Kärg Kama and Gisa Weszkalnys gave a joint-presentation on the topic of resource temporalities in relation to their respective areas of research. Their paper, Resource Temporalities: anticipations, retentions and afterlives, built on the idea that resources are hybrid socio-natural entities (rather than fixed physical substances) to explore the value of thinking about resources as distributed and processual phenomena in which issues of temporality come to the fore. They drew on their respective research (Kärg on the constitution of oil shales as future energy resources in Estonia and elsewhere; Gisa on the protracted development of offshore oil exploration in São Tomé and Príncipe) to highlight the multiple and intersecting temporalities that surround resource-making practices. Their presentation offered a critique of ‘anticipation’ as a way of thinking about these complex temporalities that fold together both futures and pasts, and highlighted the affective dimensions (e.g. hope, anxiety) that surround resource-making projects.
Magdalena Kuchler reflected on the socio-technical imaginaries (e.g. of scarcity and abundance) and technologies of visualisation associated with a contemporary process of resource-making around shale gas in Europe. Her paper, Rendering post-conventional energy futures governable: implications for the Arctic?, showed how shale gas, as a potential global resource, has been made visible through techniques of classification, quantification, mapping and designation. She highlighted key shifts associated with this process of rendering visible and governable, in terms of the politics of resource development. Her presentation drew links between the recent experience of shale gas mapping and the USGS Circum-Arctic Resource Assessment (2008) of oil and gas resources which, nearly a decade ago, propelled significant interest in Arctic hydrocarbons. A roundtable discussion followed the presentations by Kärg, Gisa and Magdalena in which participants considered key themes and ideas that had been raised over the course of the workshop. This also included reflections on the initial framing paper in light of the presentations and discussion.

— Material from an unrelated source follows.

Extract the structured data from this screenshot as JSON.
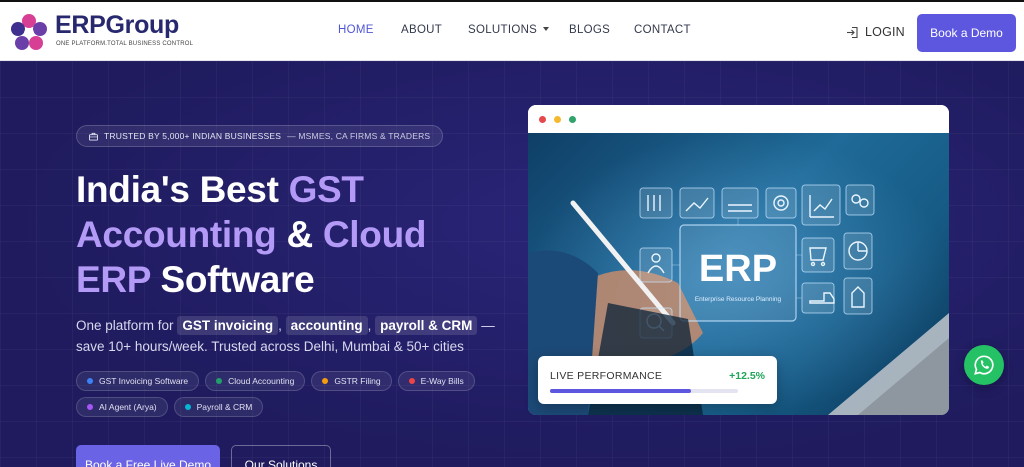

For more information, contact Gavin Bridge (email@example.com) who is convening the Resources subtheme.